Projects will involve two or more partners, it is important that any and all partners understand not only their role in the project, but also the dependencies that exist based upon the successful delivery of information and code. This may be quite obvious for instance if one partner has a remit for user testing of early and beta versions, and there may be an understanding that a lack of delivery of feedback will potentially halt the creation of code, but their may be a lack of understanding of the impact of smaller tasks such as final screenshots, which if not available may limit the creation of training materials, launch collateral and ultimately delay product launch and marketing.
Making clear statements about who has responsibility for a phase of the project, who has leadership of that work package and the deliverables required from others is going to help significantly in ensuring successful completion, but coupling this with a plan to address any delays in delivery will be important also.

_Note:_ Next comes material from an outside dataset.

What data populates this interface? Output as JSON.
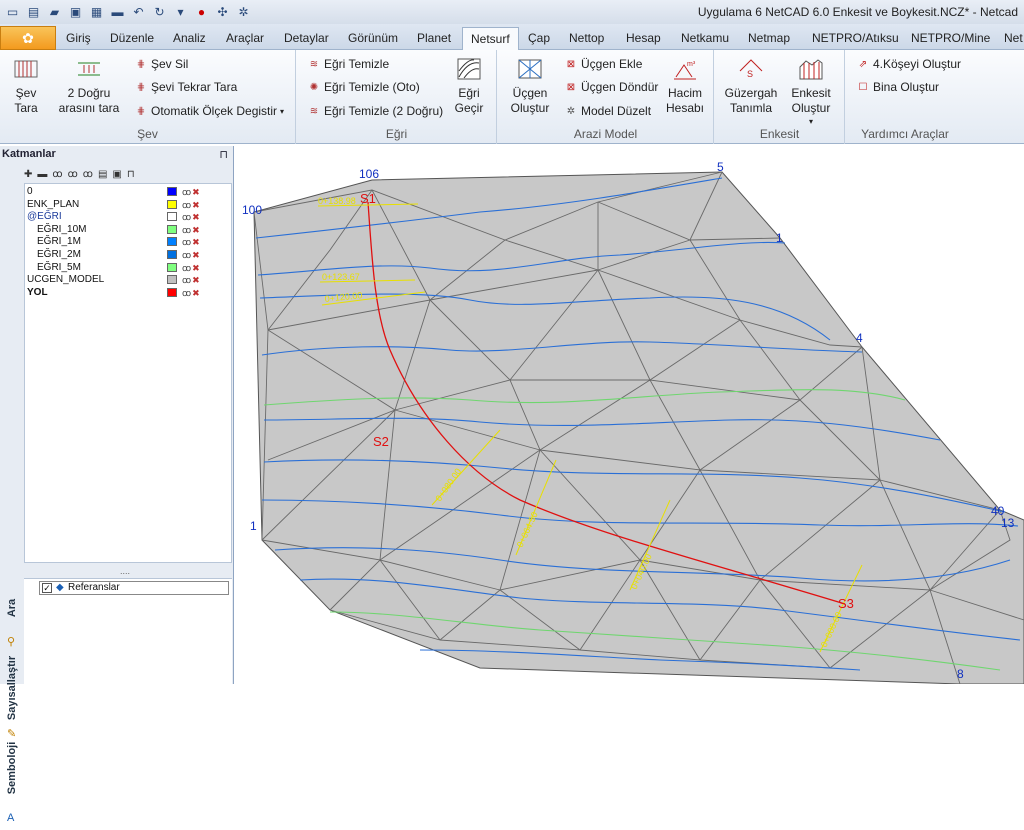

An example emerged in one project where training manuals were printed in one country and then delayed at customs for several weeks, by ensuring that designs were created in a shared software package, that electronic files were held in the cloud and that facilities for local printing were available the impact of this was considerably reduced.
5 Business model and Funding
One of the most important stakeholders in the project will be the funder. There are a range of funding models that may be considered.
- Grant Funding
- Seed funding with shared IPR
- Joint funding with shared revenues
A decision as to which of these models is most appropriate may be determined by a range of factors which might include
- Level of investment required
- Level of risk to partners
- Prior IPR and ownership of source code
- Agreed license for publication
- Level of commitment to maintain and update code
- Commitment to promote
- Commitment to provide technical support
The final decision as to the best funding model will be related to reducing the risk of producing a product in a new market, but will also consider the nature of a partnership after launch, who will promote ? who will maintain code ? and who will provide first line technical support and user training ?
There is no single correct model for all projects, in Mada’s experience a mixed model depending on the nature of the anticipated deliverable was the most effective in producing a range of Arabic assistive technologies.
Launch and beyond
Relations and partnerships should not finish at the point of handover of a product for use within a community. The launch of a product is the start of a new phase of the project if it is to be successfully implemented. The same care regarding roles, responsibilities and dependencies should be taken at this stage as was taken at the earlier phase of product design.
Most especially it should be agreed :-
- What is the model of distribution within the region ?
- In what format is the product delivered (CD/USB/Download) ?
- What is the first line of technical support for a new region and how is it escalated if required ?
- Who will provide any training and under what licence are training materials made available ?
- What is the agreement for product evaluation and bug fixing ?
- What is agreement around the potential for future shared projects ?
- What is the agreement around shared use of logos and brands ?
But ultimately this leads us full circle, if a trusted relationship between partners has been established prior to launch the that relationship can carry over into the post launch phase. It may be that at this stage a new partner may need to be introduced (such as regional distributor) and once more care should be taken to build relations and clarify expectations
Partnerships are critical to the delivery of a successfully localised AT product, an understanding of stakeholders and cultural norms will be vital in building a sense of trust and commitment to the end result.